**Problem to work on:**
Only the lines holding the string "nome" are needed; copy each of them from the data.
+++
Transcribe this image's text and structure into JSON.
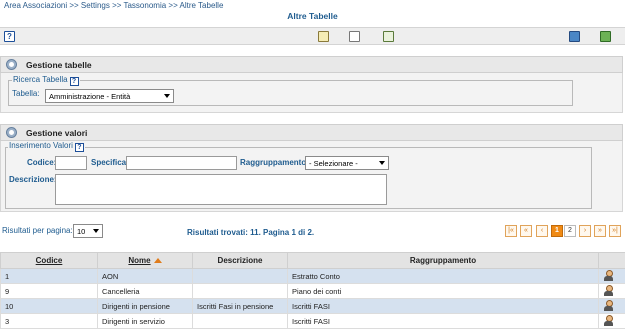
{
  "breadcrumb": "Area Associazioni >> Settings >> Tassonomia >> Altre Tabelle",
  "page_title": "Altre Tabelle",
  "toolbar": {
    "help_icon": "?"
  },
  "gestione_tabelle": {
    "title": "Gestione tabelle",
    "ricerca_legend": "Ricerca Tabella",
    "tabella_label": "Tabella:",
    "tabella_value": "Amministrazione - Entità"
  },
  "gestione_valori": {
    "title": "Gestione valori",
    "inserimento_legend": "Inserimento Valori",
    "codice_label": "Codice:",
    "specifica_label": "Specifica:",
    "raggruppamento_label": "Raggruppamento:",
    "raggruppamento_value": "- Selezionare -",
    "descrizione_label": "Descrizione:",
    "codice_value": "",
    "specifica_value": "",
    "descrizione_value": ""
  },
  "results": {
    "per_page_label": "Risultati per pagina:",
    "per_page_value": "10",
    "found_text": "Risultati trovati: 11. Pagina 1 di 2.",
    "pages": [
      "1",
      "2"
    ],
    "current_page": "1"
  },
  "table": {
    "headers": {
      "codice": "Codice",
      "nome": "Nome",
      "descrizione": "Descrizione",
      "raggruppamento": "Raggruppamento"
    },
    "rows": [
      {
        "codice": "1",
        "nome": "AON",
        "descrizione": "",
        "raggruppamento": "Estratto Conto"
      },
      {
        "codice": "9",
        "nome": "Cancelleria",
        "descrizione": "",
        "raggruppamento": "Piano dei conti"
      },
      {
        "codice": "10",
        "nome": "Dirigenti in pensione",
        "descrizione": "Iscritti Fasi in pensione",
        "raggruppamento": "Iscritti FASI"
      },
      {
        "codice": "3",
        "nome": "Dirigenti in servizio",
        "descrizione": "",
        "raggruppamento": "Iscritti FASI"
      }
    ]
  }
}
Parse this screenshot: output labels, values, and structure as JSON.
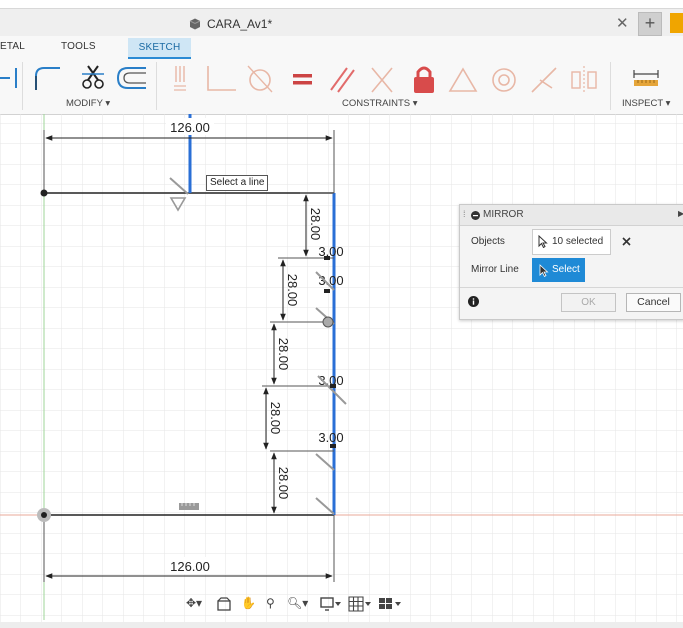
{
  "window": {
    "title": "CARA_Av1*",
    "close_glyph": "✕",
    "new_tab_glyph": "+"
  },
  "ribbon": {
    "tabs": [
      "ETAL",
      "TOOLS",
      "SKETCH"
    ],
    "groups": {
      "modify": "MODIFY ▾",
      "constraints": "CONSTRAINTS ▾",
      "inspect": "INSPECT ▾"
    }
  },
  "sketch": {
    "dimensions": {
      "top_width": "126.00",
      "bottom_width": "126.00",
      "depths": [
        "28.00",
        "28.00",
        "28.00",
        "28.00",
        "28.00"
      ],
      "gaps": [
        "3.00",
        "3.00",
        "3.00",
        "3.00"
      ]
    },
    "tooltip": "Select a line"
  },
  "mirror_panel": {
    "title": "MIRROR",
    "objects_label": "Objects",
    "objects_value": "10 selected",
    "mirror_line_label": "Mirror Line",
    "select_label": "Select",
    "ok_label": "OK",
    "cancel_label": "Cancel"
  },
  "colors": {
    "accent": "#1f8ad6",
    "sketch_line": "#222222",
    "selected_line": "#2a6fd6",
    "constraint_red": "#e26b6b",
    "origin_x_axis": "#e9a89a",
    "origin_y_axis": "#9fd59a"
  },
  "icons": {
    "ribbon": [
      "fillet-icon",
      "trim-icon",
      "offset-icon",
      "pattern-icon",
      "coincident-icon",
      "tangent-icon",
      "equal-icon",
      "parallel-icon",
      "perpendicular-icon",
      "fix-icon",
      "triangle-icon",
      "concentric-icon",
      "midpoint-icon",
      "symmetry-icon",
      "measure-icon"
    ],
    "navbar": [
      "orbit-icon",
      "look-at-icon",
      "pan-icon",
      "zoom-icon",
      "zoom-window-icon",
      "display-settings-icon",
      "grid-icon",
      "viewports-icon"
    ]
  }
}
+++
**Written answer:**
      "nome": "Nome",
        "nome": "AON",
        "nome": "Cancelleria",
        "nome": "Dirigenti in pensione",
        "nome": "Dirigenti in servizio",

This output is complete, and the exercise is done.